The Southland Museum and Art Gallery, Anderson Park and Rugby Park were hot topics.
The council is dealing with safety, maintenance and the need for earthquake strengthening at the three facilities.
Resident Anke Habgood, a mother of four, said she was concerned her children could grow up without a proper museum if the council took any longer to make a decision about the matter.
She would like the renovation of the museum to be done " far more urgently" than was planned, she said.
"My two older children were 7 and 4 years old when the museum closed," she said.
"If the museum does not open again until 2026, then they will be potentially 16 and 13 years old when it reopens."
Anderson House Trust chairman Craig Macalister told councillors the 2018-28 plan had agreed to earthquake strengthen the house, install a lift and upgrade toilet facilities, at a cost of $1.7million, but this had not come to fruition.
A budget of $1.2million for earthquake strengthening and maintenance of the house was approved by the council in October last year, but no progress had been made yet.
"There is no publicly notified pathway as to when work will commence and the expected time for the work," he said in his submission.
Rugby Southland general manager Steve Mitchell urged the council to work on a solution for the problems at Rugby Park.
Its office was closed and part of grandstand could not be used, for safety reasons.
"The board of Rugby Southland have stated no staff, players or visiting teams can access these areas until it has been deemed safe."

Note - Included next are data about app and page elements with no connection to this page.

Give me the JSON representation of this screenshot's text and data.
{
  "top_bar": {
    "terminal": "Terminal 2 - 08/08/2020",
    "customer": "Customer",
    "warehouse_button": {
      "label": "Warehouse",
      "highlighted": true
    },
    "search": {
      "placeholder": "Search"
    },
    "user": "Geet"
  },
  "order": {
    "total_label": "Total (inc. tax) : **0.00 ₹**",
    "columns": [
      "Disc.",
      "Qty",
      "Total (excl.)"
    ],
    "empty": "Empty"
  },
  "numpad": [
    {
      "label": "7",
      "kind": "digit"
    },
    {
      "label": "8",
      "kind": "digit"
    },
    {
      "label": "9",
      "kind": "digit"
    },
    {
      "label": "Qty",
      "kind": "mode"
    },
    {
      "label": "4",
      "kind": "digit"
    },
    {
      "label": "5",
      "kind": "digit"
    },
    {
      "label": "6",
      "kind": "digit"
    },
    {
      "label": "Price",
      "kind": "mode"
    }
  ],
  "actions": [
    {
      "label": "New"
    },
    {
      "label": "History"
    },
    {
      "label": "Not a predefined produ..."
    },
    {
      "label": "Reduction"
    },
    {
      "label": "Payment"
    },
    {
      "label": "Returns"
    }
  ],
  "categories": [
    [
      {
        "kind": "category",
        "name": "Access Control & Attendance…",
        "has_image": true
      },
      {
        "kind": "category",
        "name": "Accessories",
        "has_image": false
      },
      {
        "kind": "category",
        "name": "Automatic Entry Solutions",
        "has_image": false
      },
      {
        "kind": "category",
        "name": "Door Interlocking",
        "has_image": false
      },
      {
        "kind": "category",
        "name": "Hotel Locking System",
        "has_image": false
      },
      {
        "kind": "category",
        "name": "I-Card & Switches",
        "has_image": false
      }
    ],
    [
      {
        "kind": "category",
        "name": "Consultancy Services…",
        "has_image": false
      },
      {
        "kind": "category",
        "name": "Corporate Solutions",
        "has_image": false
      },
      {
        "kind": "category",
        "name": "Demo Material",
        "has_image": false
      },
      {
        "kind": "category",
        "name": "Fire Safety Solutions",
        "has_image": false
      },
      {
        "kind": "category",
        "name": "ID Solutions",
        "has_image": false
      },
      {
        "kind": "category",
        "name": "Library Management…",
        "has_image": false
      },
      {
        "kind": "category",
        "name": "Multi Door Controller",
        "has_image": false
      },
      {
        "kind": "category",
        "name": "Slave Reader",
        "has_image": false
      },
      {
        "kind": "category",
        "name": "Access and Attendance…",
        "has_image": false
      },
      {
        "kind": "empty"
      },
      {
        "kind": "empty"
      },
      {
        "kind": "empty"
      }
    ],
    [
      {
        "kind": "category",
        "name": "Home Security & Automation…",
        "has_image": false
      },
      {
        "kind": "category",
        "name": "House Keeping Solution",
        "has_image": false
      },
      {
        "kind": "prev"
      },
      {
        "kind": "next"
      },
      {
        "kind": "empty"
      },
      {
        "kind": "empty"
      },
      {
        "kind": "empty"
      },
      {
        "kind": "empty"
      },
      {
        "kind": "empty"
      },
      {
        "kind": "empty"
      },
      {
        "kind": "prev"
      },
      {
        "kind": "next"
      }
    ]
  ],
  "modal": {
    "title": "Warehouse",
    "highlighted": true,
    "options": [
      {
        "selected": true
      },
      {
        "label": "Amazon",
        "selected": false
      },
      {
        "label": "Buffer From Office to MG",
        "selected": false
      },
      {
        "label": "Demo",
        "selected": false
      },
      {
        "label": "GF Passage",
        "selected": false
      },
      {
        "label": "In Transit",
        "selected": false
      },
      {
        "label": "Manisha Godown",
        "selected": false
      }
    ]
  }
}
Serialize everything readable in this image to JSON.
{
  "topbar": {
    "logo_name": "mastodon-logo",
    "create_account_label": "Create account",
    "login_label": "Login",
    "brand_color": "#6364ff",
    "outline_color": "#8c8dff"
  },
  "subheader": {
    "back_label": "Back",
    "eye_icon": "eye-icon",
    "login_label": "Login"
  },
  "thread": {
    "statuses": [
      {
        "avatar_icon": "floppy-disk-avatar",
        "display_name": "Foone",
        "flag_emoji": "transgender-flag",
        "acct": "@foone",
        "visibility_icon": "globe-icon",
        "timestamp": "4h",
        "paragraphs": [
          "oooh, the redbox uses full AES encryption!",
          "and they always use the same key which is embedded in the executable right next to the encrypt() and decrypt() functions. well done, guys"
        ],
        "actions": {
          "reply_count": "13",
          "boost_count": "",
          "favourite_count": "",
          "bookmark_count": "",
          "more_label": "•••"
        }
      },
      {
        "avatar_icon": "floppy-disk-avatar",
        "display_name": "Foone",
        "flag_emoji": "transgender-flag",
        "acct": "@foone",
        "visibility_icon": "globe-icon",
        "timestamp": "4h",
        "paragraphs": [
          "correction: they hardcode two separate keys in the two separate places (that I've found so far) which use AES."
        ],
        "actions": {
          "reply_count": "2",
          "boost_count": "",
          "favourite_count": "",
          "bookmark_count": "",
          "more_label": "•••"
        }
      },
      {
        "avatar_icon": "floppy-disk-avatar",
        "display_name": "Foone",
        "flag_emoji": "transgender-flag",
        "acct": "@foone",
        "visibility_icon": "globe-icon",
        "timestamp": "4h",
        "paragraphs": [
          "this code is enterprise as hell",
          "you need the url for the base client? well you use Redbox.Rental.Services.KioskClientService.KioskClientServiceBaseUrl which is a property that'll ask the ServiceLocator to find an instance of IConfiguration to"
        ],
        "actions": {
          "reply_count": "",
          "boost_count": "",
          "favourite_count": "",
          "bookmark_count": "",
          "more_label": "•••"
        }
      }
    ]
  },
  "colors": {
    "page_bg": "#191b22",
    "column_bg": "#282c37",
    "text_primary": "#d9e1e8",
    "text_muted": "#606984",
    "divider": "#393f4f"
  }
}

He urged the council to make progress on the matter and highlighted the importance of the sport for the region and country.
The hearings for the council’s long-term plan continue next week.